The dark tunnel of the coronavirus pandemic contains more unknowns than knowns.

The modeling predicting dire circumstances for hospitalizations, leading to the Navy hospital ship USNS Comfort steaming into New York City, did not come to pass.

Nursing home deaths were an early focus in Washington state, something Governor Andrew Cuomo said was a deep concern to him in March. And yet, more than 5,000 people have died in nursing homes, and policies like discharging COVID-19 positive patients back to nursing homes and allowing asymptomatic staff to continue working, have been subsequently reversed.

There is still a lot we don’t know about what will happen in the coming weeks and months, like how the virus will shape the summer, the economy and government spending.

With parts of upstate New York beginning to open back up, and two more regions likely this week after two months, it’s worth looking at what we still don’t known. Here are three of them.


1) What will the economic recovery look like?

Some were hopeful for a “V” shaped recovery — a sharp drop in economic activity followed by a quick spike upward. In other words, the recovery would be swift.

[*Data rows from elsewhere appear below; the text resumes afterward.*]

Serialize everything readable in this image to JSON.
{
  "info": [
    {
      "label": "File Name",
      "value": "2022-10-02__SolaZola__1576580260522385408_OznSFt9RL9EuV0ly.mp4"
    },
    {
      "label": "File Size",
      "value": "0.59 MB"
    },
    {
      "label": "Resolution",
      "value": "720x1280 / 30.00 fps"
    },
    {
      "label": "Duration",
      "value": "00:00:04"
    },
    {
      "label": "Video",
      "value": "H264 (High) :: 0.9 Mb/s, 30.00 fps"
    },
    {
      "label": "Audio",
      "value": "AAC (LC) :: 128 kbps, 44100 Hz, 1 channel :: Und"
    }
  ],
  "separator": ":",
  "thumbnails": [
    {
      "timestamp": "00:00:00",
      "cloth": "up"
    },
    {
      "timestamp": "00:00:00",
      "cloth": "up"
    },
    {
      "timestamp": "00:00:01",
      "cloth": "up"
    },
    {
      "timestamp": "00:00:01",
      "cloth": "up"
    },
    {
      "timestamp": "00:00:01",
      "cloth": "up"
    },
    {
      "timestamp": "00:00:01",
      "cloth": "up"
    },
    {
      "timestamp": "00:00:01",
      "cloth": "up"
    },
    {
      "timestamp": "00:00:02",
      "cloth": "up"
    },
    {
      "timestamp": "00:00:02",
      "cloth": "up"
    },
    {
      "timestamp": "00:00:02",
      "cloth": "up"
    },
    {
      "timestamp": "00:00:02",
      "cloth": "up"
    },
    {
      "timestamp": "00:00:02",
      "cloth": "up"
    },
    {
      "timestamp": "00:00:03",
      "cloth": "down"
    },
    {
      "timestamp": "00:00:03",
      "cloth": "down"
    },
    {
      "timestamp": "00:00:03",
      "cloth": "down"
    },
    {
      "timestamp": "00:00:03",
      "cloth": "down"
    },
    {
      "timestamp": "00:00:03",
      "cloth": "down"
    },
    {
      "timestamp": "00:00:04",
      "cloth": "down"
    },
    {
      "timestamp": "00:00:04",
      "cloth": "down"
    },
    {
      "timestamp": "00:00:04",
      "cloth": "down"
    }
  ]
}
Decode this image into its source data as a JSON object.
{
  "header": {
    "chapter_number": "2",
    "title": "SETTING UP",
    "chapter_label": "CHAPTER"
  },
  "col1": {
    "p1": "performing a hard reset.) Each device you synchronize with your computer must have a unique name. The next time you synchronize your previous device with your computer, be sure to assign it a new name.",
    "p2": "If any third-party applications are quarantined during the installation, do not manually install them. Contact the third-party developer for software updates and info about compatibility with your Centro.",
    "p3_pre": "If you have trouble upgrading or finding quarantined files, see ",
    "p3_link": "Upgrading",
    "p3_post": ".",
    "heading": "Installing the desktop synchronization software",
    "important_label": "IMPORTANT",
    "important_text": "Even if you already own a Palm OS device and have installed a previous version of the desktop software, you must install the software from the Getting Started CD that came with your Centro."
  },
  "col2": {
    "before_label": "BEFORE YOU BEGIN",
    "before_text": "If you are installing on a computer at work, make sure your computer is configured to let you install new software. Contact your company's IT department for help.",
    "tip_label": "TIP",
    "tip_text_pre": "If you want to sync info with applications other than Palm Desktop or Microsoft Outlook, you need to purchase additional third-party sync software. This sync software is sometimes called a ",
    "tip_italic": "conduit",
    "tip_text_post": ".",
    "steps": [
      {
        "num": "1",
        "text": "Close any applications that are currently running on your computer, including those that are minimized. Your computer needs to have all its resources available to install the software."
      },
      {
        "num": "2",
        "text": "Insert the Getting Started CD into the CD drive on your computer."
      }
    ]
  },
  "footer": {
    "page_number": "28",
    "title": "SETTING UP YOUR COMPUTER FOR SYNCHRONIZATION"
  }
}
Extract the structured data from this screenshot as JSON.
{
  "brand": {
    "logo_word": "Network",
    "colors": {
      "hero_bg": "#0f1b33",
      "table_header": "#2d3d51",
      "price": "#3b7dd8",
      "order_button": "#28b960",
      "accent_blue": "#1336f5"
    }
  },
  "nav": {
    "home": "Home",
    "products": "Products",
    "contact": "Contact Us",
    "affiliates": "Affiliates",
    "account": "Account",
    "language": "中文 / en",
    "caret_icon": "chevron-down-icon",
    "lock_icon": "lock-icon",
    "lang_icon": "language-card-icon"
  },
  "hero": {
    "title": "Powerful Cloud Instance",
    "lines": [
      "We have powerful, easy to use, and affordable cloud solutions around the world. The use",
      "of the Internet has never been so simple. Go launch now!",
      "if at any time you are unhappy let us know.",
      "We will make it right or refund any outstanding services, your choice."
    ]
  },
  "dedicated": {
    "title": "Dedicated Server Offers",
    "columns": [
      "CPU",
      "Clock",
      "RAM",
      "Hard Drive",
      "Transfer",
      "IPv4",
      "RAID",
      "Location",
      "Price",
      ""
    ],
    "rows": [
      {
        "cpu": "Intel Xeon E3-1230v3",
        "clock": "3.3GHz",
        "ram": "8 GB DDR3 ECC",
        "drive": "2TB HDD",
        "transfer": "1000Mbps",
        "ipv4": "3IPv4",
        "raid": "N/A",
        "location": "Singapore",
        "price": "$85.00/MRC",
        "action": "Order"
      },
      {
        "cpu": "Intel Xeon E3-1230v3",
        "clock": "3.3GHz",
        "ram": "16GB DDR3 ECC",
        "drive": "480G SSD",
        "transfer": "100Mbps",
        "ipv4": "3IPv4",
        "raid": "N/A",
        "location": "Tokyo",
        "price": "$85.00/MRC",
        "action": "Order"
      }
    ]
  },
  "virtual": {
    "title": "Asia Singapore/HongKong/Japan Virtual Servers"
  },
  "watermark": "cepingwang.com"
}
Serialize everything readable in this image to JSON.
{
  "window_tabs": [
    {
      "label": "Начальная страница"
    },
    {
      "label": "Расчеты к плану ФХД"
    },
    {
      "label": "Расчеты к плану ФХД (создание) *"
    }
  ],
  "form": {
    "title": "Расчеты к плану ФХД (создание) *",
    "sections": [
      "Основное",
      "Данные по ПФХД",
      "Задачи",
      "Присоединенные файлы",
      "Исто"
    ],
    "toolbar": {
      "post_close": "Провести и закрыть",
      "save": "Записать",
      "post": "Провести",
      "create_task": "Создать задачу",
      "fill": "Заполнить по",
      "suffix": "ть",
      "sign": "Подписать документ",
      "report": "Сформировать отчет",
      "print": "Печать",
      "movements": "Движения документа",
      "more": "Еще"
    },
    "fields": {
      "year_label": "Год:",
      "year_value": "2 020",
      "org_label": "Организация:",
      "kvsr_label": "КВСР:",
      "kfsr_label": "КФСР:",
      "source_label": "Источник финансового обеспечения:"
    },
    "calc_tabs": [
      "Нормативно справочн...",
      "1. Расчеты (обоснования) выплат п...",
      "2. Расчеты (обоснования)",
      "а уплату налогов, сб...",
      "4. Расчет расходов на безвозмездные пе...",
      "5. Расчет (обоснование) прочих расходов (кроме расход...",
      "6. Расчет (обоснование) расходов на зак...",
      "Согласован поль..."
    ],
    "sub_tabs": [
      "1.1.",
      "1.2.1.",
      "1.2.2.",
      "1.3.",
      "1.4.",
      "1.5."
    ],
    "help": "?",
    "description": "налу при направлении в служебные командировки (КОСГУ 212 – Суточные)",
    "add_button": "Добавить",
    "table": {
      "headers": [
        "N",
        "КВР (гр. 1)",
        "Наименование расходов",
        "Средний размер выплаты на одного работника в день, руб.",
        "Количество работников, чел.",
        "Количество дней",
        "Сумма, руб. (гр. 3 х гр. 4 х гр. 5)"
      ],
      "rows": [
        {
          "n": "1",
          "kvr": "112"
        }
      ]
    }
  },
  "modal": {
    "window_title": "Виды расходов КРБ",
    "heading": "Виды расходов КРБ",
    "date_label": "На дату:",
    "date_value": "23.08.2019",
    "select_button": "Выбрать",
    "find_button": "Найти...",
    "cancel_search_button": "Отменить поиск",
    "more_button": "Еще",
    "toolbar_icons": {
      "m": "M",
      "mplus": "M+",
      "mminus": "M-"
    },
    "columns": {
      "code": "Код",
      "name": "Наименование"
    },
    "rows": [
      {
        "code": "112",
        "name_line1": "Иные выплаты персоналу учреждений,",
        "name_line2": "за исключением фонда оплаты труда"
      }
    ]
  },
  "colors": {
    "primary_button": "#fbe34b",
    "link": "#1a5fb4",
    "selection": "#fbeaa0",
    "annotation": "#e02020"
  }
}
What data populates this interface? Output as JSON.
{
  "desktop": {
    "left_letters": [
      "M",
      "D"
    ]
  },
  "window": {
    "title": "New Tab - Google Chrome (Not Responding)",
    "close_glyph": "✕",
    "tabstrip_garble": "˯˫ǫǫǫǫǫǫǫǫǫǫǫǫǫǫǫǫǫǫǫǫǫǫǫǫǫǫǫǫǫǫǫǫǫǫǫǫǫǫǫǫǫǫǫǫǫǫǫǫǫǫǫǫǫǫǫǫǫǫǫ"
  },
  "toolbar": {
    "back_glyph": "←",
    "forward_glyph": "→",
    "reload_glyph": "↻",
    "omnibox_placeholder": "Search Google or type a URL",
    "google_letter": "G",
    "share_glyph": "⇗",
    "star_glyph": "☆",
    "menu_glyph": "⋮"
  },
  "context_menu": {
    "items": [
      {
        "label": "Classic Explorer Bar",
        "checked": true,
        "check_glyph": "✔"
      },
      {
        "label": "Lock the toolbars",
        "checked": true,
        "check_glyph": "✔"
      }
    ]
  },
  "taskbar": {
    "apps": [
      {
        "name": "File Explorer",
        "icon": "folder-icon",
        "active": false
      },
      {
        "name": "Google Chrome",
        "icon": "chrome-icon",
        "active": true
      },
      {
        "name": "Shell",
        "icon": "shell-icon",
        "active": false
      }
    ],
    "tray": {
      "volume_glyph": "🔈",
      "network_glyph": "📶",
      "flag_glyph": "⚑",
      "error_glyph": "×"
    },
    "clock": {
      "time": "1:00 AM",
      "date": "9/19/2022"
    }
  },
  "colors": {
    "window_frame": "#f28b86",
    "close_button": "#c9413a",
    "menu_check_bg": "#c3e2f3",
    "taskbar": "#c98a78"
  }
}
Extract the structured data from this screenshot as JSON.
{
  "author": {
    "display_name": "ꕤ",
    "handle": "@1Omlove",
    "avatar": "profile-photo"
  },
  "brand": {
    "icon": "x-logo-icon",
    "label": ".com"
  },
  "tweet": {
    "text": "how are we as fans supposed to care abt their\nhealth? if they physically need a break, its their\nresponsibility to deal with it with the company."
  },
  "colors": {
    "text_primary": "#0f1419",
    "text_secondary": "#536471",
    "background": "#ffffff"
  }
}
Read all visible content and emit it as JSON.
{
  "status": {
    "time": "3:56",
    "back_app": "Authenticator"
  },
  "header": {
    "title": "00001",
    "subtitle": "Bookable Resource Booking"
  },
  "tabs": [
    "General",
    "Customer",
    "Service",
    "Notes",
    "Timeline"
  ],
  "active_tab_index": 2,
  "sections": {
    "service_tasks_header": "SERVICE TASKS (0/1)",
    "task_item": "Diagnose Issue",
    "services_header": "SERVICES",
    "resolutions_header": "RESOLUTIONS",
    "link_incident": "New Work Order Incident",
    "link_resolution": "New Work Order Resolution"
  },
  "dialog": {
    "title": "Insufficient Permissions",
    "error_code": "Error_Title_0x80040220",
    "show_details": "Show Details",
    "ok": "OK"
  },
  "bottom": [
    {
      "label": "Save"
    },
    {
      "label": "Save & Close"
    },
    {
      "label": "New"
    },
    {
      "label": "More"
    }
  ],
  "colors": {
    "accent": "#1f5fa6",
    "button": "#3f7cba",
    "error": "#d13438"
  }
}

But stuffing the effects of the pandemic back into a bottle could be easier said than done.

Economic activity virtually came to a standstill in April, with sales tax revenue dropping in New York by more than 24 percent over the same period last year. Nationally the unemployment rate is at 14.7 percent, and there’s reason to believe it will get even higher by June.

On the plus side, borrowing is easier than ever: Interest rates are at rock bottom, giving both governments and large companies a free hand to borrow and stay liquid. This isn’t necessarily the case for small businesses, firms that were already teetering or local governments that had faced cash crunches before the crises hit.

We don’t know what shape the recovery will take, or how long it will be. That makes government budgeting all the harder for setting revenue and spending projections for the coming years.


2) Will there be a “second wave?"

A lot of the planning is informed by the “second wave” concerns of COVID-19 — the idea the virus will have subsided in the summer only to make a roaring comeback in the fall.

This is based almost entirely on the experience of the 1919 influenza pandemic, when a second wave killed even more people than the first.

At the moment, we don’t know enough about how COVID-19 works to suggest a second wave comes in the fall or when social distancing guidelines begin to fall by the wayside. An autumnal outbreak could actually come again in the summer when economies begin to open back up.


3) How will voting work?

On average, less than 4 percent of all ballots cast each year are by absentee. The ballots are applied for by people who have a list of narrowed exemptions, the ballots are mailed back, and must be postmarked by Election Day to count.

The ballots aren’t opened until after Election Day and added to official totals.

What happens when that percentage grows to 5 percent of all votes cast? 10 percent? 20?

No one really knows if local boards of elections are prepared to handle what could be a wave of absentee ballots in June and, potentially, in November.

The June 23 primaries will offer something of a test run for the state as all eligible voters will be mailed applications for absentee ballots.

The expense of this aside, the possibility for legal challenges is ripe and the tightrope being walked for it to be done right will be without a net. What if voters are missed? What if ballots are lost?

It is also possible election results just won’t be known for days, or even weeks.

Absentee ballots in close elections are scrutinized by election lawyers. Now imagine that on a far bigger scale.